Information technology (IT) and advertising capital increasingly substitute physical capital and labor in the production and sale of banking services. Data on Spanish banks used in this paper show that the average stock of IT capital per bank, in 2003, is ten times larger than what it was in 1983; in the same period, the average stock of capital accumulated through advertising expenditures has been multiplied by a factor of 2.4. However, the average stock of physical capital, and the average number of employees per bank in year 2003, is 1.6 times that of 1983. Economics and business scholars have expressed concern about the true contribution of large investments in IT capital to the productivity and profitability of firms,1 but, somewhat surprisingly, the consequences of the shift toward a more intensive use of immaterial assets in banks have not been given much attention in the literature.2 This paper models the multi-branch, multi-asset banking firm and examines contributions to the productivity and profitability of services from labor, and from a list of capital inputs, including physical (branches), information technology (IT) and advertising capital. The model specifies if a particular input is valuable for the bank because it increases production (i.e. it is a production function input), because it increases the demand for loans or the supply of deposits for a given price, or both. We use data from the confidential accounting statements of Spanish banks during the period 1983–2003, to test the assumptions on the production technology, on the demand function of bank services, and on the profit-maximizing conditions of the use of services from labor and capital inputs. In the process, the paper provides estimates of the production and demand elasticity of input services, and of the price elasticity of demand for bank loans and deposits. In addition to providing new evidence on the contribution to productivity and profitability of investment in immaterial inputs of IT and advertising, the paper also tests for scale economies at the branch and at the bank level.

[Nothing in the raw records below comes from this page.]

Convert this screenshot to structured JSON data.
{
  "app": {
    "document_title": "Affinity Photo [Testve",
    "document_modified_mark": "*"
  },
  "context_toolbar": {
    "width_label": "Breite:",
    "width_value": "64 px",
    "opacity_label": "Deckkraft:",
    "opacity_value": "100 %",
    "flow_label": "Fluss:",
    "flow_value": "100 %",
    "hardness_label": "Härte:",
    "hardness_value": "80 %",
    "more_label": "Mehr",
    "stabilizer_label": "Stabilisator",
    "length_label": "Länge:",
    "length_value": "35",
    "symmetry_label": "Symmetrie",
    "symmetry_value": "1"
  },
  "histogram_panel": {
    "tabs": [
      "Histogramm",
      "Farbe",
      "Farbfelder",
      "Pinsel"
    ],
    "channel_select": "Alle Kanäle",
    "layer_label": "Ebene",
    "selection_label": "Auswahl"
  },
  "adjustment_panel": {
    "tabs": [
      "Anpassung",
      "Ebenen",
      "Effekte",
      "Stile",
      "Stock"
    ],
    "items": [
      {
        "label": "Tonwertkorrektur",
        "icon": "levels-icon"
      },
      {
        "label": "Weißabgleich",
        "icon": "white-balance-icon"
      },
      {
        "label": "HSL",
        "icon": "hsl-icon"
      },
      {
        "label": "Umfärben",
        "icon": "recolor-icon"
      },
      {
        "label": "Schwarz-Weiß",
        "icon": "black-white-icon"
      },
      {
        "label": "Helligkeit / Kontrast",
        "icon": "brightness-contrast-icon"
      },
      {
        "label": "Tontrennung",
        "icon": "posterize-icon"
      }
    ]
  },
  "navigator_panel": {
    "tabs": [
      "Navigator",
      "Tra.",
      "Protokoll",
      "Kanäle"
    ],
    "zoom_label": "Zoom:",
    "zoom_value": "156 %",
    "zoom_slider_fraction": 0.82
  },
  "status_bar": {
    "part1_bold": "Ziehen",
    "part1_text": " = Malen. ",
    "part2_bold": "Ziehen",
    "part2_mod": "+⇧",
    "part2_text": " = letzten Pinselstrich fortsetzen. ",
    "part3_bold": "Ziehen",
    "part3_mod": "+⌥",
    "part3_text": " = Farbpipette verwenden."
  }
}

نتیجه گیری انگلیسی
Little is known about the contribution of IT capital to the growth and profitability of banks. The stock of IT capital has been the only productive asset that has increased steadily during the period 1983 to 2003, among the Spanish banks studied in this paper. This occurs while total labor, physical capital and advertising capital of the banking industry remain constant or decrease, in real terms, over the same time period. According to the marginal rate of substitution between IT and labor estimated in the paper, a one-million euro increment in IT capital per bank implies a reduction of 25 workers per bank. IT capital contributes to the output produced by banks, and its growth explains up to one-third of the annual growth rate in the output of banks. However, no evidence is found that IT capital increases the demand for loans or the supply of deposits (value-enhancing input). Overall, the estimated contribution of IT capital to the output of banks is just what would be expected from the profit-maximizing condition of marginal productivity equal to marginal cost. Therefore, the demand for IT capital services by Spanish banks is just that predicted by the profit-maximizing conditions.29 Together with the examination of contributions to the productivity and profitability of IT capital, this paper also provides evidence for the contribution of other inputs to the output and the demand for bank services. Particularly, it studies the role played by labor, physical capital (investment per branch and number of branches) and advertising capital on the demand and supply side of banking services. Furthermore, the estimations of the demand functions of services provide estimates of the price elasticity of loans and deposits. The empirical findings indicate that banks produce their output at branch level through a combination of services from labor and from IT capital, under a constant-returns-to-scale production function. The output from labor and IT capital cannot be expanded beyond the fixed capacity of the branch which, in turn, requires a fixed investment per branch. The output and inputs at bank level are just the product of output/inputs per branch times the number of branches; thus, the hypothesis of constant returns to scale at the bank level for the labor and IT capital cannot be rejected by the data. The results also indicate that the representative branch of banks does not operate at full capacity, but banks seem to open branches according to the profit-maximizing conditions of marginal return equal to the marginal cost of the investment.